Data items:
•••

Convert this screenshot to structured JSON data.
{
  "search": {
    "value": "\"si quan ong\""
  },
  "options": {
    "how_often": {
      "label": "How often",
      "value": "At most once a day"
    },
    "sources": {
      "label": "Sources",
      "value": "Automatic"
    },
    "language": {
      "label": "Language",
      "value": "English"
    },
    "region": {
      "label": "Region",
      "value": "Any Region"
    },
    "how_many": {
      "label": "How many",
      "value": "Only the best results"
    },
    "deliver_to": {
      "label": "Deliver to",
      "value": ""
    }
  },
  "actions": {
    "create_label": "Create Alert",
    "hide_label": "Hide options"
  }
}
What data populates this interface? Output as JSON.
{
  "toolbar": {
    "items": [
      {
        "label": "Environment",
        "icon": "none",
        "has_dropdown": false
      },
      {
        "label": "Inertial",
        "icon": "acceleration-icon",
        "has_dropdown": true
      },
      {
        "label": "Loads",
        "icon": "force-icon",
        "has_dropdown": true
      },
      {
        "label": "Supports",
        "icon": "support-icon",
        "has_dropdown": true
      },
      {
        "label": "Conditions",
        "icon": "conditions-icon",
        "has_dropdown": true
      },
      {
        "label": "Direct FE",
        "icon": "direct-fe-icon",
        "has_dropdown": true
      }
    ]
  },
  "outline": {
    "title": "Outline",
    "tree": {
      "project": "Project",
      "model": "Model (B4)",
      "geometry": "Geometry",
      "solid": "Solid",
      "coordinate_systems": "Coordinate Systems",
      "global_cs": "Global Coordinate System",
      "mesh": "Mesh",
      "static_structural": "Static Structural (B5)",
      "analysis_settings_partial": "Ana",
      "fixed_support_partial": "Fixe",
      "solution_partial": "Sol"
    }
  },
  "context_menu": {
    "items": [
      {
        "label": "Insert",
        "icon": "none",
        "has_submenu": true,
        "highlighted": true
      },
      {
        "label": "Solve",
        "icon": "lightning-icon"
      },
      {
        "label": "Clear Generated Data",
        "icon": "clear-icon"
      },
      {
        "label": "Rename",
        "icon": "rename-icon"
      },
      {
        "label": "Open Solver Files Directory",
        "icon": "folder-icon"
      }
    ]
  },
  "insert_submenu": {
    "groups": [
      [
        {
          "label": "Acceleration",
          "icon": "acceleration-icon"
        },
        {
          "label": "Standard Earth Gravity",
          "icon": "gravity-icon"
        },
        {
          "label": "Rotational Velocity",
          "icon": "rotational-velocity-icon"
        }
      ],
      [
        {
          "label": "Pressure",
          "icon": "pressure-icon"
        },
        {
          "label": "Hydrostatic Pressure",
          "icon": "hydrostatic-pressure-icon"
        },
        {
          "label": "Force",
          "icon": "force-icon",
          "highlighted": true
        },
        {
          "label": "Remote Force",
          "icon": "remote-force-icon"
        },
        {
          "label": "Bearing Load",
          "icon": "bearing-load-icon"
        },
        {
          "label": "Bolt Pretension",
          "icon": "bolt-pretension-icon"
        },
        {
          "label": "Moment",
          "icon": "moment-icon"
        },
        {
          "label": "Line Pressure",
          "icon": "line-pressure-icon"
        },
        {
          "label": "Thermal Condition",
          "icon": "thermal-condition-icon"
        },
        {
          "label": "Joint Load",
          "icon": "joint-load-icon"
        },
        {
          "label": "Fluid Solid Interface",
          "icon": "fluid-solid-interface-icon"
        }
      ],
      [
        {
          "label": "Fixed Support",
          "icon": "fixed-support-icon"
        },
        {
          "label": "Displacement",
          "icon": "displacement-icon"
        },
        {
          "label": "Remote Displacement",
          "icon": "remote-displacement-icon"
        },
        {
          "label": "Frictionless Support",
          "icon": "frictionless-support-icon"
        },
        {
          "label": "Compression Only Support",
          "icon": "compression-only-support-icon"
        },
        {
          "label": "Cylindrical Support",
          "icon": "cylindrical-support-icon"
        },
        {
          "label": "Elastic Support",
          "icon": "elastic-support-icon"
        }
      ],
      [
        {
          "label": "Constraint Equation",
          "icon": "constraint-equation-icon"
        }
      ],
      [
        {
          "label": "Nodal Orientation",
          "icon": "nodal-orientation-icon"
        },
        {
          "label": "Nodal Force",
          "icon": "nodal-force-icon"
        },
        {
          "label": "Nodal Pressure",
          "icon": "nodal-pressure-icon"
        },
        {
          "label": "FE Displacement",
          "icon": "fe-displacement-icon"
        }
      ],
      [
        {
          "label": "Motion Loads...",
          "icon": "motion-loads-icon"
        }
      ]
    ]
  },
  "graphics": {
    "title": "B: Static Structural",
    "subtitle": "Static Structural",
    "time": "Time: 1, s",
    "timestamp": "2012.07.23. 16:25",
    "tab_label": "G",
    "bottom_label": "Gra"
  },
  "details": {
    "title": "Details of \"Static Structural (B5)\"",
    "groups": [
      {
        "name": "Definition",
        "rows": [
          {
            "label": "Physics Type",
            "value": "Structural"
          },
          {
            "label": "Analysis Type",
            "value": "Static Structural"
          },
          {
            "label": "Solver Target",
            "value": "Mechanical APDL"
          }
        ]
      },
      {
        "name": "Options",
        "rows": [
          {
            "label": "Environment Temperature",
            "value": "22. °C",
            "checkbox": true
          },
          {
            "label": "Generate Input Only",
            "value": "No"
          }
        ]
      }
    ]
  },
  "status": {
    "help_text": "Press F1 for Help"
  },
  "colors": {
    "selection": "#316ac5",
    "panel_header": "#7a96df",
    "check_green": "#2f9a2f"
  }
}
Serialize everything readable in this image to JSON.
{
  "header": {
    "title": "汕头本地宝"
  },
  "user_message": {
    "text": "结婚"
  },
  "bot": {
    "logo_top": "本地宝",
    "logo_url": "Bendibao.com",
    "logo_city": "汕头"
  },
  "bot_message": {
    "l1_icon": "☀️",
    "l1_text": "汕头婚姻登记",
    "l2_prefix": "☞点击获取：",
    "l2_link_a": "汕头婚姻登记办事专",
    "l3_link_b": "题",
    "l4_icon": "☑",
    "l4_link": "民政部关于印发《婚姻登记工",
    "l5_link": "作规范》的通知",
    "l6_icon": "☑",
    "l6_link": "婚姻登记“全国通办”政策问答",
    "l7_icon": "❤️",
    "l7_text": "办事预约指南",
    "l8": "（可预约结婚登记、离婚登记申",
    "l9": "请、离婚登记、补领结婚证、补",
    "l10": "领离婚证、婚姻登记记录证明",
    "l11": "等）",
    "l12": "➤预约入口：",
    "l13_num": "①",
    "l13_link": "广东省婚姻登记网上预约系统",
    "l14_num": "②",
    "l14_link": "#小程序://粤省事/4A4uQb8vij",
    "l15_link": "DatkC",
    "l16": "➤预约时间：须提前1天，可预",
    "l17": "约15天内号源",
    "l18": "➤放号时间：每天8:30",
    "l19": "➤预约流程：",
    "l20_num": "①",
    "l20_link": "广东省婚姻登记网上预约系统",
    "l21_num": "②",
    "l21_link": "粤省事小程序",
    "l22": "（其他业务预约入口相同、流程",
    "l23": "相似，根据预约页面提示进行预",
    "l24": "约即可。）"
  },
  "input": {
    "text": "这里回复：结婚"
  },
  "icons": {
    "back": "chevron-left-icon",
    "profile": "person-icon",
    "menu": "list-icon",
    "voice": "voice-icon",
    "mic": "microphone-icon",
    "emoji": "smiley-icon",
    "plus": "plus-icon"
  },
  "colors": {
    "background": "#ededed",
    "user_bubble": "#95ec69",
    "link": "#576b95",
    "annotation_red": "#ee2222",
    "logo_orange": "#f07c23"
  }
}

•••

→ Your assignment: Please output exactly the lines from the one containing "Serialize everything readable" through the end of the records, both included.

→ Solution to this problem:
Serialize everything readable in this image to JSON.
{
  "header": {
    "title": "汕头本地宝"
  },
  "user_message": {
    "text": "结婚"
  },
  "bot": {
    "logo_top": "本地宝",
    "logo_url": "Bendibao.com",
    "logo_city": "汕头"
  },
  "bot_message": {
    "l1_icon": "☀️",
    "l1_text": "汕头婚姻登记",
    "l2_prefix": "☞点击获取：",
    "l2_link_a": "汕头婚姻登记办事专",
    "l3_link_b": "题",
    "l4_icon": "☑",
    "l4_link": "民政部关于印发《婚姻登记工",
    "l5_link": "作规范》的通知",
    "l6_icon": "☑",
    "l6_link": "婚姻登记“全国通办”政策问答",
    "l7_icon": "❤️",
    "l7_text": "办事预约指南",
    "l8": "（可预约结婚登记、离婚登记申",
    "l9": "请、离婚登记、补领结婚证、补",
    "l10": "领离婚证、婚姻登记记录证明",
    "l11": "等）",
    "l12": "➤预约入口：",
    "l13_num": "①",
    "l13_link": "广东省婚姻登记网上预约系统",
    "l14_num": "②",
    "l14_link": "#小程序://粤省事/4A4uQb8vij",
    "l15_link": "DatkC",
    "l16": "➤预约时间：须提前1天，可预",
    "l17": "约15天内号源",
    "l18": "➤放号时间：每天8:30",
    "l19": "➤预约流程：",
    "l20_num": "①",
    "l20_link": "广东省婚姻登记网上预约系统",
    "l21_num": "②",
    "l21_link": "粤省事小程序",
    "l22": "（其他业务预约入口相同、流程",
    "l23": "相似，根据预约页面提示进行预",
    "l24": "约即可。）"
  },
  "input": {
    "text": "这里回复：结婚"
  },
  "icons": {
    "back": "chevron-left-icon",
    "profile": "person-icon",
    "menu": "list-icon",
    "voice": "voice-icon",
    "mic": "microphone-icon",
    "emoji": "smiley-icon",
    "plus": "plus-icon"
  },
  "colors": {
    "background": "#ededed",
    "user_bubble": "#95ec69",
    "link": "#576b95",
    "annotation_red": "#ee2222",
    "logo_orange": "#f07c23"
  }
}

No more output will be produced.